In about a month windows XP will no longer be supported by Microsoft. No more updates, increasingly vulnerable to malware and internet attack, in order to keep doing the business accounts etc we are going to need to update (NOT upgrade) Chris's computer to a new version of windows. I'm debating right now whether to try to persuade her to try to learn W8 or just going down the easy route and accepting 7, even though it's got a more limited life and is distinctly less efficient.

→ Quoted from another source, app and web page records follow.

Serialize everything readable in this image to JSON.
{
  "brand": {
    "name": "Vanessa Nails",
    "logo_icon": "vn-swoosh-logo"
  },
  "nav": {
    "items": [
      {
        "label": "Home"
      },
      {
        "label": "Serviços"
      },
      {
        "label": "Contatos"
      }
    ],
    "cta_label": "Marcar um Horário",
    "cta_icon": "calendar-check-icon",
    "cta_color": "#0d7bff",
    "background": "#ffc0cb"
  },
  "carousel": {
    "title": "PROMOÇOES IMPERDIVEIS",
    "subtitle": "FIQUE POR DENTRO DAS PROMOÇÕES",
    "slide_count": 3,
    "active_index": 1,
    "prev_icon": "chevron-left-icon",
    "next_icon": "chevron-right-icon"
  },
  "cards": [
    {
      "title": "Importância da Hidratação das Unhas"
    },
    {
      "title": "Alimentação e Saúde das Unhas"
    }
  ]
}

Along with that will go a new hard drive (SSHD to make things a bit more fluid and so I can archive her old drive 'in case').

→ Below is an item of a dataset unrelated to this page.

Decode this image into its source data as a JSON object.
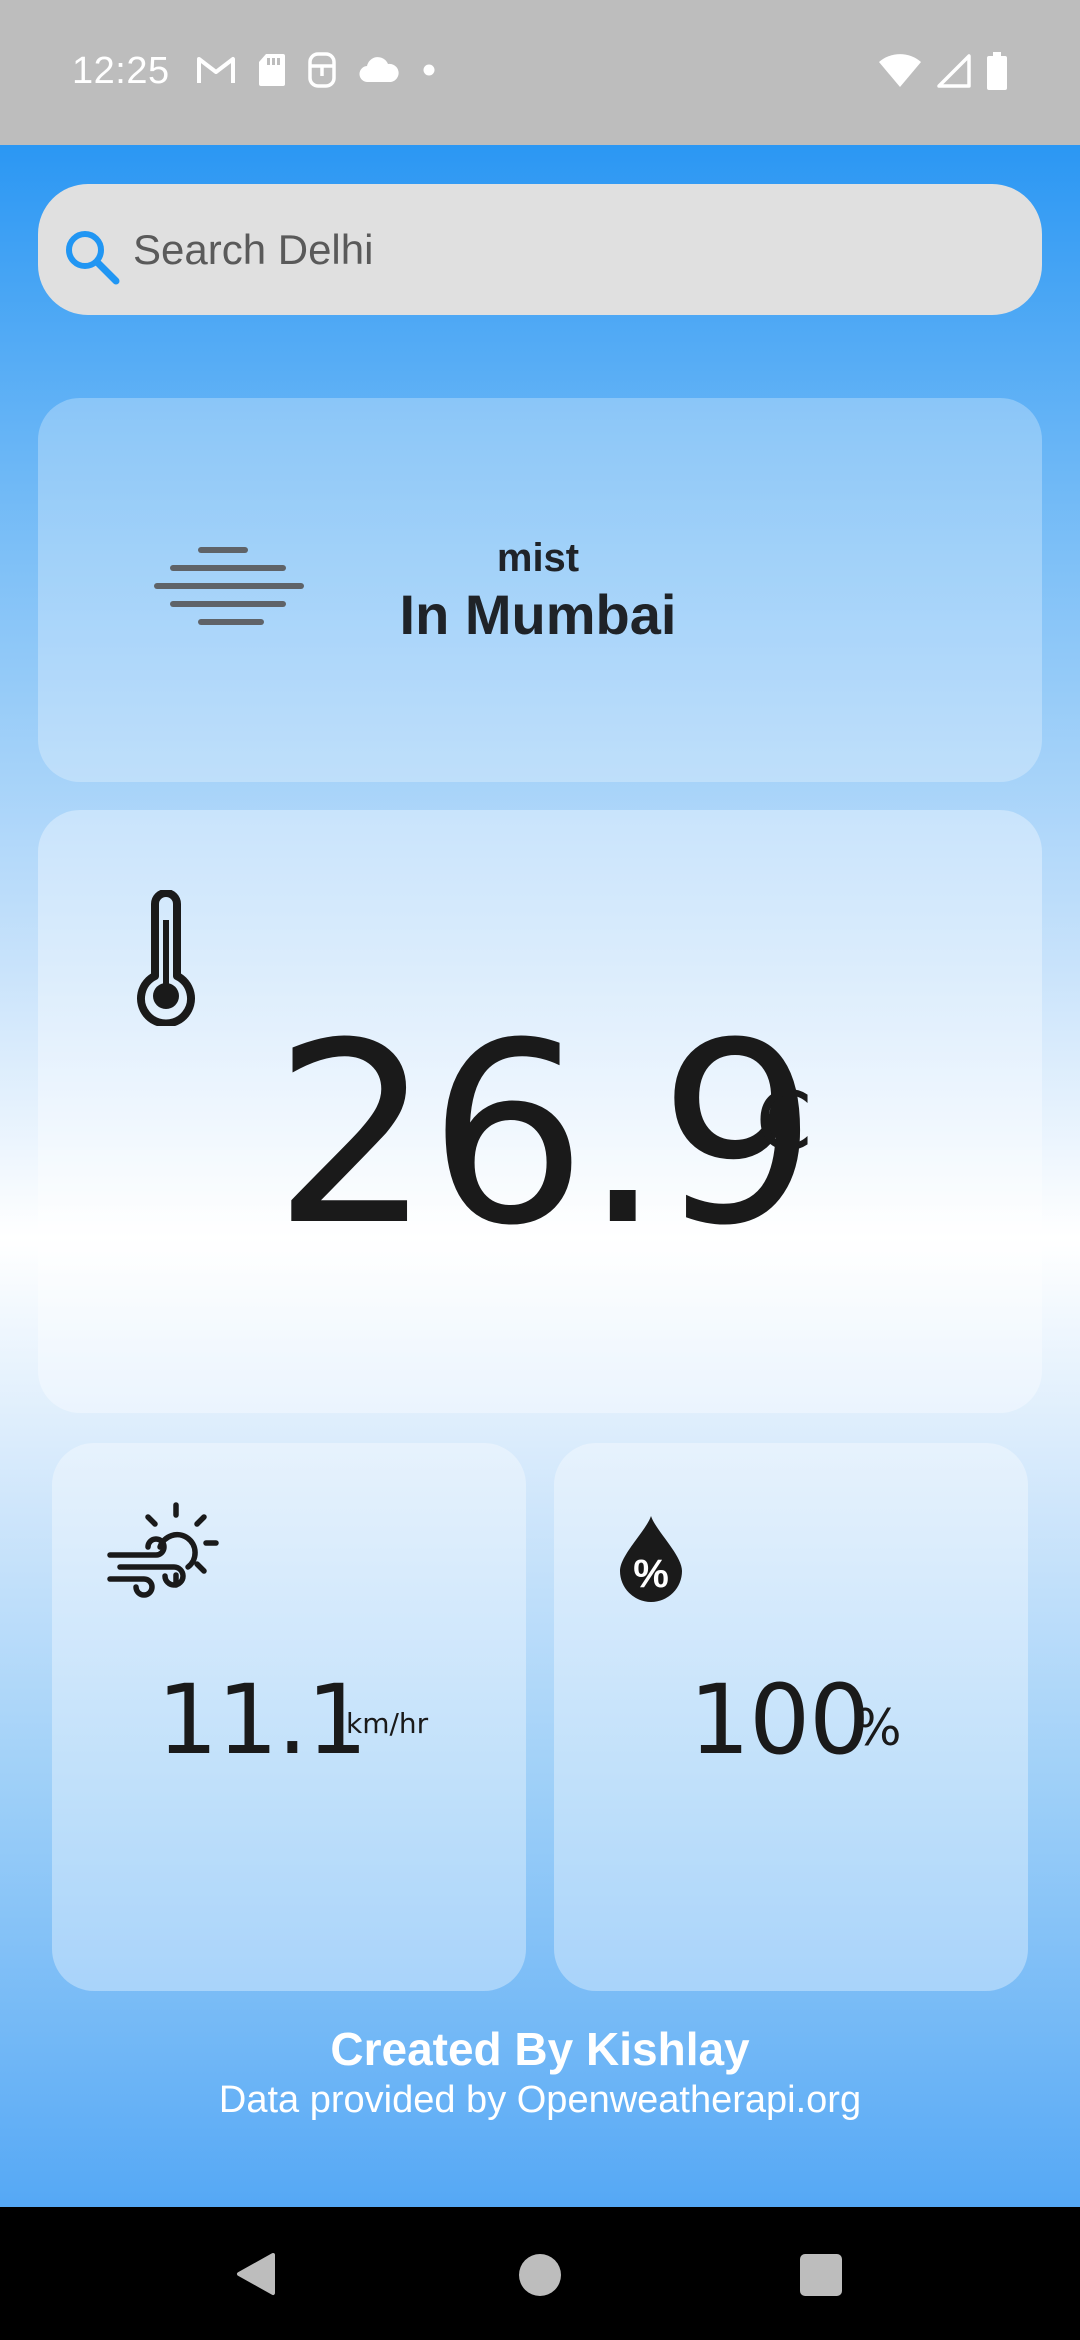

Presently also debating over whether to do an Office update as well, though £180 for home business seems a huge whack for something to update Office 2003.
The annoying thing is that the tasks we're doing haven't changed that they need new software, nor will updated software improve the way the tasks are performed and will likely provide a very distinct downgrade to performance while they are learned.
I feel mild pangs of conscience over Office 2003. The disc and license was given me by the guys that ran the IT dept. 2 companies ago. License(s) were no doubt paid for at some stage by the parent corp, and undoubtedly no-one (or very few) are using the software bought under the original licenses now, yet at the same time because I didn't buy it I feel a little piratical.
Anyway, time to get Chris to try W8.
I showed her W8, set up the way I have it with direct links to the applications one actually uses on the start menu, rather than all the useless social-networking, weather, news and un-intuitive & confusing junk that's there by default. Clicked through to the desktop, it looked just like a windows desktop.
She asked the question "so what's the difference between this and what I already use?". Smart woman, my wife.
And this is why I don't get why so many get their knickers in a knot over W8. It's just like every other version of windows under the hood for the typical user. A few things are in different places from W7, and although you get presented with a confusing screen full of garbage the first time it starts up, that's easy enough to clear away - I figured out that all the tiles could be changed the very first time I used it - and replace with helpful things.
I really don't get it. Some IT 'professionals' declared it unusable from the off, and that makes no sense to me at all. The 8.1 service pack didn't substantially change how it worked, so much as make it run more efficiently (less like W7, which is slow and bloated) and more like a modern Linux build (which can often be quite heavy, but still reasonably quick).
Looks like I'm going to have to change my order with ebuyer.com. And hope that the old corporate version of Office 2003 professional will actually work.